L3.4 Feynman Calculus: HigherOrder Diagrams  Summary and Q&A
TL;DR
This content explains higherorder diagrams in particle physics, including the selfenergy diagram, vertex correction diagrams, and box diagrams.
Questions & Answers
Q: What are higherorder diagrams in particle physics?
Higherorder diagrams are diagrams that go beyond the leading order or treelevel diagrams in understanding particle interactions. They involve corrections to particle masses, energies, and interaction vertices.
Q: What is a selfenergy diagram and how does it affect particle properties?
A selfenergy diagram is a type of higherorder diagram where a particle's mass and energy are corrected. This diagram shows how the interaction with other particles affects the properties of the particle itself. There can be multiple selfenergy diagrams depending on which particle is being corrected.
Q: How do vertex correction diagrams differ from the primitive vertex?
Vertex correction diagrams involve corrections to the interaction vertex in particle interactions. Instead of the direct interaction shown in the primitive vertex, there are additional vertices involved in the diagram. This changes the strength and nature of the interaction between particles.
Q: What are box diagrams and how do they change the interaction strength?
Box diagrams are higherorder diagrams where particles interact by going around in a box shape. These diagrams also modify the strength of the interaction. The resulting features of the interaction are different from the simple primitive vertex diagram.
Summary & Key Takeaways

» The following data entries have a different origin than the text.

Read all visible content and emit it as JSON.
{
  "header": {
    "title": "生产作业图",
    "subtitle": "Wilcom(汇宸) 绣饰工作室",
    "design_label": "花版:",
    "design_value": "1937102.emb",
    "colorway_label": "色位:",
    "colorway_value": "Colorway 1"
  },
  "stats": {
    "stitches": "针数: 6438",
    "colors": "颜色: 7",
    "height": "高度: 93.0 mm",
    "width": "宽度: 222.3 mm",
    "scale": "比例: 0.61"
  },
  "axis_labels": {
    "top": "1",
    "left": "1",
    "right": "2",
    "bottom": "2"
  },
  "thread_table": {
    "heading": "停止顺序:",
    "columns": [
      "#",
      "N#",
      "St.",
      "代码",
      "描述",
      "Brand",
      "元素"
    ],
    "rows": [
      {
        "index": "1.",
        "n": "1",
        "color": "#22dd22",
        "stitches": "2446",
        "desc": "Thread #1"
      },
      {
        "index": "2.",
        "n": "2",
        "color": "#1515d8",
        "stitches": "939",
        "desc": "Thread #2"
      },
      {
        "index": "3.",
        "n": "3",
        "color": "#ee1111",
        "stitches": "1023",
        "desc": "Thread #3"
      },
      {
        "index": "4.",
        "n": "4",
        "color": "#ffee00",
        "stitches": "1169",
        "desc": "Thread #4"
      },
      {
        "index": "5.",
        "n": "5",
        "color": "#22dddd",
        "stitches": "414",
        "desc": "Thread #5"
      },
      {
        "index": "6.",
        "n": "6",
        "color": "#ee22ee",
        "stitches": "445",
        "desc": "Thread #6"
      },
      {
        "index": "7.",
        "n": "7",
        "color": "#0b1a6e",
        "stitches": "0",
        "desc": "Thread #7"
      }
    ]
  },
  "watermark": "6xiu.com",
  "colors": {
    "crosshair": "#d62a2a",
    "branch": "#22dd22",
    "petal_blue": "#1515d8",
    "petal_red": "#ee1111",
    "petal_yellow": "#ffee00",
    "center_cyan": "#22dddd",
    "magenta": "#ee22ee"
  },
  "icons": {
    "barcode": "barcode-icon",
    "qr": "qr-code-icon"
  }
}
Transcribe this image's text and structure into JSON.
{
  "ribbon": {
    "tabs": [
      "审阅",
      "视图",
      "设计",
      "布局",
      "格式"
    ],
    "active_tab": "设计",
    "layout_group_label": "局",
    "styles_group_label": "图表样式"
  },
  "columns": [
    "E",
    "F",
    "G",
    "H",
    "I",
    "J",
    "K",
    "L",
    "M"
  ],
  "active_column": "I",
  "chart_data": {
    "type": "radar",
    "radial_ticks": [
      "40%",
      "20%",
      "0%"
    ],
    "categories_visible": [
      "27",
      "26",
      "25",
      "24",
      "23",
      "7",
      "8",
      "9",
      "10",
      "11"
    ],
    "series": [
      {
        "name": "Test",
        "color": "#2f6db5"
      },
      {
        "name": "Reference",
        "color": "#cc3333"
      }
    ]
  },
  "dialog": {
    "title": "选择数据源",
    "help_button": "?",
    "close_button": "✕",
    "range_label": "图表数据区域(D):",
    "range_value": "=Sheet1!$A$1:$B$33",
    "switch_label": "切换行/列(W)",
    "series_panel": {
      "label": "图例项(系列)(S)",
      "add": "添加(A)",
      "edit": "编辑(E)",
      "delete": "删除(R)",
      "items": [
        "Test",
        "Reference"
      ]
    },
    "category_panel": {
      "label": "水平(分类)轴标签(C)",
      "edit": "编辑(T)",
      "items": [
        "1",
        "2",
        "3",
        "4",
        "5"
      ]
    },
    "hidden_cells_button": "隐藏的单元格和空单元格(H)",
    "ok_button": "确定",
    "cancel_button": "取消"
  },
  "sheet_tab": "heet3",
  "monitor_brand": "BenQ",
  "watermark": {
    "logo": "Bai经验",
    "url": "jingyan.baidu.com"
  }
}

The content introduces higherorder diagrams in particle physics, building on the concepts of Feynman diagrams, amplitudes, and phase space.

Higherorder diagrams involve corrections to particle masses, energies, and interaction vertices.

Three types of higherorder diagrams discussed are the selfenergy diagram, vertex correction diagrams, and box diagrams.